- NGINX: This is once again the most popular container image. NGINX provides caching, load balancing, and proxying capabilities to nearly 50 percent of organizations that use containers.
- Redis: Organizations can deploy Redis in a container to use as a key-value data store, cache, or message broker.
- Postgres: Usage of this relational database has grown slightly from last year.
- Elasticsearch: This highly performant document store and search engine continues to be one of the most popular images in use.
- Kafka: Organizations can easily add event streaming capabilities to their applications by deploying Kafka in a container.
- RabbitMQ: RabbitMQ supports decoupled architecture in microservice-based applications.
- MongoDB: MongoDB continues to be one of the most popular NoSQL databases in use.
- MySQL: This open source database is lower on the list than it used to be. But MySQL's performance and scalability give it a continual spot in the list of most popular container images.
- Calico: Calico is a networking provider that lets administrators manage the security of the network within their Kubernetes clusters.
- GitLab: To help teams adopt and maintain DevOps practices, GitLab provides repository management, issue tracking, and CI/CD pipelines.
- Vault: Teams can use Vault to simplify secrets management and help maintain secure applications.
In Kubernetes StatefulSets, we found that Redis, Postgres, Elasticsearch, RabbitMQ, and Kafka were the most commonly deployed images.
For this report, we compiled usage data from thousands of companies and more than 1.5 billion containers, so we are confident that the trends we have identified are robust.
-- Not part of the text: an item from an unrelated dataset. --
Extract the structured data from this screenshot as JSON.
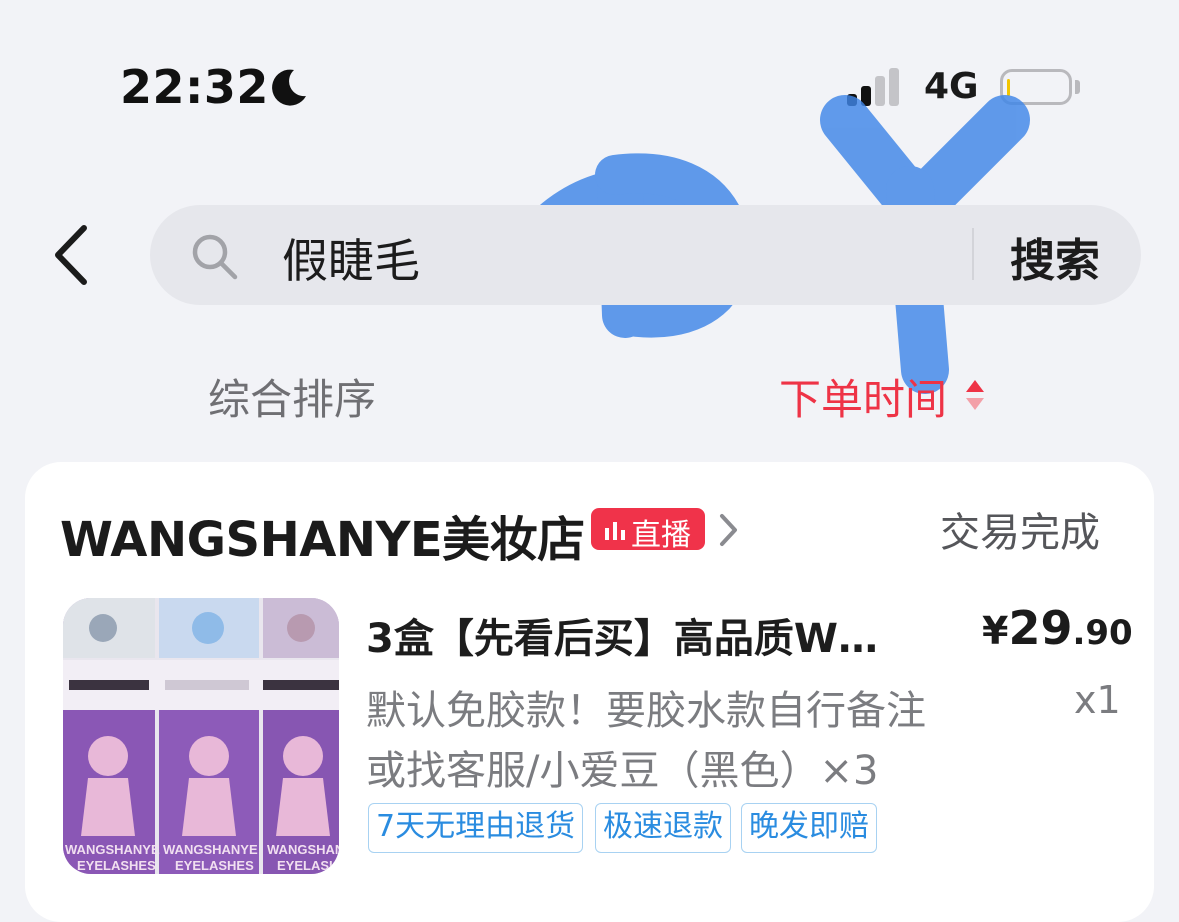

But while Datadog's customers span most industries and run the gamut from startups to Fortune 100s, they do have some things in common. First, they tend to be serious about software infrastructure and application performance. And they skew toward adoption of cloud platforms and services more than the general population. All the results in this article are biased by the fact that the data comes from our customer base, a large but imperfect sample of the entire global market.
We excluded the Datadog Agent and Kubernetes pause containers from this investigation.
In the 2020 Container Report, we found that Kubernetes was used by half of container organizations, which we defined as organizations using the Docker, CRI-O, or containerd container runtimes. In 2022, we expanded our definition of a container organization to get a more comprehensive picture of who is running containers. By this expanded definition, container organizations include those using new container technologies, including serverless containers. As a result, this year's research found a greater number of container organizations. But even in this larger ecosystem, the percentage of container organizations using Kubernetes is growing.
To estimate the relative scale of a company's infrastructure environment, we examined the number of cloud instances used by the company during each month from January 2020 to September 2022.